The fourth Noble Truth is the Path leading to the cessation of suffering as understood by the Enlightened Ones. There is a path to lead us to this state of peace and true happiness. The path to cessation of suffering is the Noble Eightfold Path. The Noble Eightfold Path is a systematic and complete formula to rid dissatisfaction and attain true happiness. It contains everything needed for virtuous living, clarity of understanding and the attaining of wisdom. The eight factors of the Noble Eightfold Path is right understanding, right thought, right speech, right action, right livelihood, right effort, right mindfulness and right concentration.

In our daily life we always feel suffering in ourselves. We can prove it by self. For instance, when we want to buy mobile phone but we don’t have money. It is the cause of suffering in our life. Desire is one main to grow the suffering in our life. If we want to get something we have to work first. We work and gather the money after that we can buy mobile phone. After we buy mobile phone we will be free from suffering. It makes us be happy. The first truth state is our problem of suffering. The second state is the cause of the problem. The third state is the ideal state without the problem and the fourth truth states how this ideal state can be achieved. The Buddha is only drawing our attention to the fact that suffering is an inevitable part of life. It is a problem that all experience have to avoid from our life. It can be overcome with the attainment of Nibbana or True Happiness.

To realize the Four Noble Truths is the central task of the Buddhist life as they lead to True Happiness. We will discover that the structure of the Four Noble Truths is the most simple, logical and systematic problem solving formula possible.
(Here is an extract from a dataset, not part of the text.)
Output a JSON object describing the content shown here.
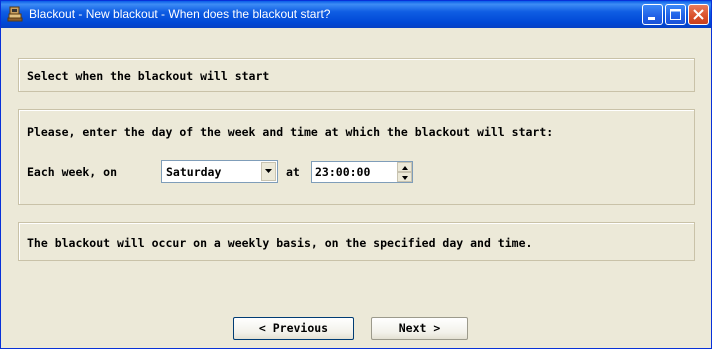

As these truths solve the ultimate problem of suffering, they are very important indeed. By the way to liberation at the moment of attaining Nibbana is when we realize the aspect of impermanence (anicca). It is being led unto Nibbana by the influence of signless emancipation. When we realize the aspect of suffering (dukkha) it is being led unto Nibbana by the influence of desirelessness emancipation. When we realize the aspect of Non self (anatta) it is being led unto Nibbana by the influence of voidness emancipation. Eventually, all desires, defilements and five khandhas are nothing.